Among many initiatives, the Newton-Needham Regional Chamber has launched a “shop local” directory and campaign to help local businesses during the pandemic.

The chamber hosts frequent webinars and has waived member dues to make information as accessible as possible.

“We opened our doors to everyone. We know that we need to prop up the entire community,” said chamber president Greg Reibman.

The MetroWest Chamber of Commerce, based in Framingham, also hosts webinars to help members navigate the crisis.

“Things are changing daily, but we’re trying to keep everybody updated,” chamber president Jim Giammarinaro said.

He said members are trying to find unique ways to keep their businesses alive, particularly nonprofits during what should have been their fund-raising season.

“Working closely with [our members] and hearing their situation is very sobering,” Giammarinaro said. “We just want to be there or support in any way we can.”


Tim Cahill took over as president of the Quincy Chamber of Commerce two-and-a-half years ago. He witnessed the chamber’s transition from events and networking to teaming up with the city’s Affordable Housing Trust Fund.

Cahill said the fund pays rent on behalf of hospitality workers in an effort to fill a gap for workers severely impacted financially by the pandemic.

“[Workers] are literally living paycheck to paycheck. We see that with every application that comes in,” Cahill said.

The application, which takes about 10 minutes to fill out, requests verification of working in a restaurant, hospitality, or food/beverage industry. An approved application results in funds being sent directly to a landlord on the tenant’s behalf.

As he tries to picture an end to the pandemic, Cahill reflects on the questions that will determine the local economy’s future.

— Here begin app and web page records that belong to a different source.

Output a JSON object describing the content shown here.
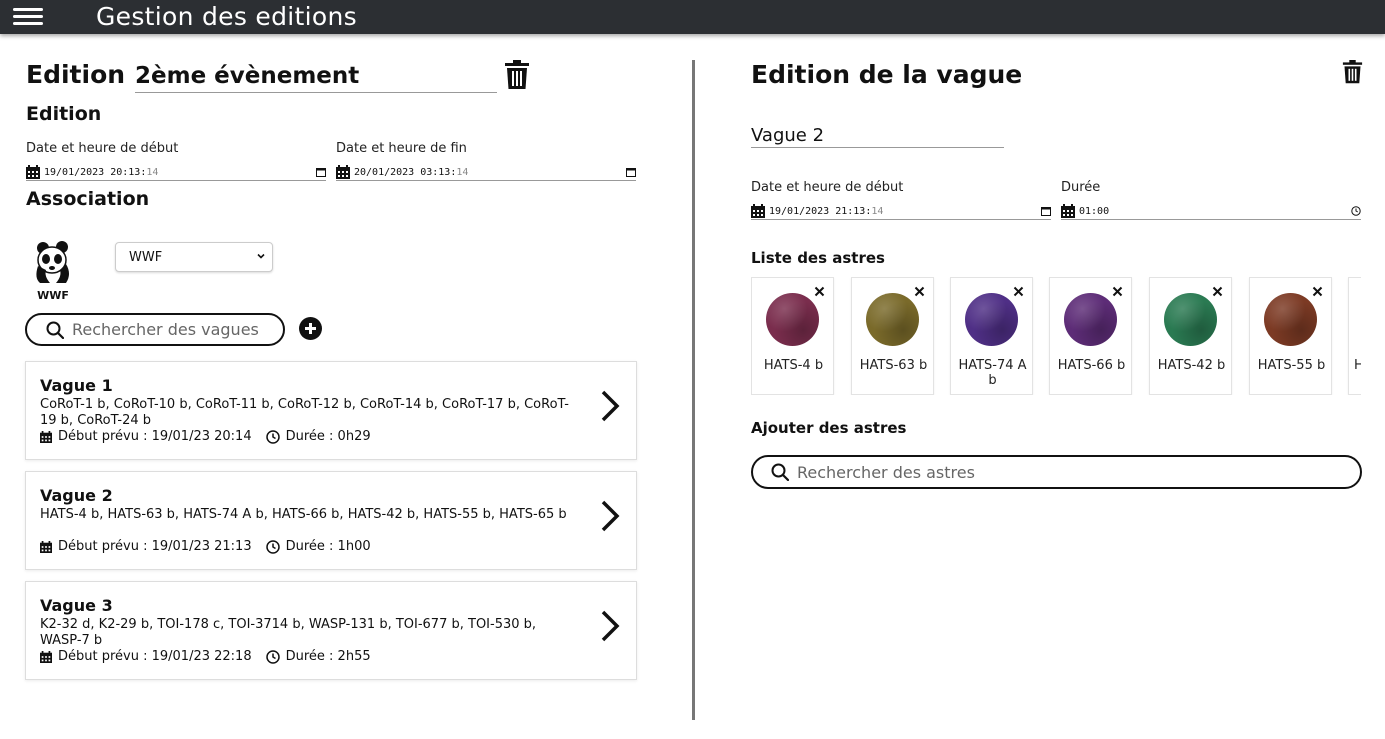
{
  "header": {
    "title": "Gestion des editions"
  },
  "edition": {
    "heading": "Edition",
    "name_value": "2ème évènement",
    "sub_heading": "Edition",
    "start_label": "Date et heure de début",
    "start_value": "19/01/2023 20:13:",
    "start_seconds": "14",
    "end_label": "Date et heure de fin",
    "end_value": "20/01/2023 03:13:",
    "end_seconds": "14"
  },
  "association": {
    "heading": "Association",
    "logo_text": "WWF",
    "selected": "WWF"
  },
  "wave_search": {
    "placeholder": "Rechercher des vagues"
  },
  "waves": [
    {
      "title": "Vague 1",
      "astres": "CoRoT-1 b, CoRoT-10 b, CoRoT-11 b, CoRoT-12 b, CoRoT-14 b, CoRoT-17 b, CoRoT-19 b, CoRoT-24 b",
      "start": "Début prévu : 19/01/23 20:14",
      "duration": "Durée : 0h29"
    },
    {
      "title": "Vague 2",
      "astres": "HATS-4 b, HATS-63 b, HATS-74 A b, HATS-66 b, HATS-42 b, HATS-55 b, HATS-65 b",
      "start": "Début prévu : 19/01/23 21:13",
      "duration": "Durée : 1h00"
    },
    {
      "title": "Vague 3",
      "astres": "K2-32 d, K2-29 b, TOI-178 c, TOI-3714 b, WASP-131 b, TOI-677 b, TOI-530 b, WASP-7 b",
      "start": "Début prévu : 19/01/23 22:18",
      "duration": "Durée : 2h55"
    }
  ],
  "wave_edit": {
    "heading": "Edition de la vague",
    "name_value": "Vague 2",
    "start_label": "Date et heure de début",
    "start_value": "19/01/2023 21:13:",
    "start_seconds": "14",
    "duration_label": "Durée",
    "duration_value": "01:00",
    "astres_heading": "Liste des astres",
    "add_heading": "Ajouter des astres",
    "astre_search_placeholder": "Rechercher des astres"
  },
  "astres": [
    {
      "name": "HATS-4 b",
      "color": "#7a2d4d"
    },
    {
      "name": "HATS-63 b",
      "color": "#7a6a2a"
    },
    {
      "name": "HATS-74 A b",
      "color": "#4f2f86"
    },
    {
      "name": "HATS-66 b",
      "color": "#5d2c77"
    },
    {
      "name": "HATS-42 b",
      "color": "#2a7a52"
    },
    {
      "name": "HATS-55 b",
      "color": "#7c3a24"
    },
    {
      "name": "H",
      "color": "#666666"
    }
  ]
}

“What do consumers feel?" he asked. "Are they going to be comfortable going to a restaurant? Are they going to be comfortable being in crowds?”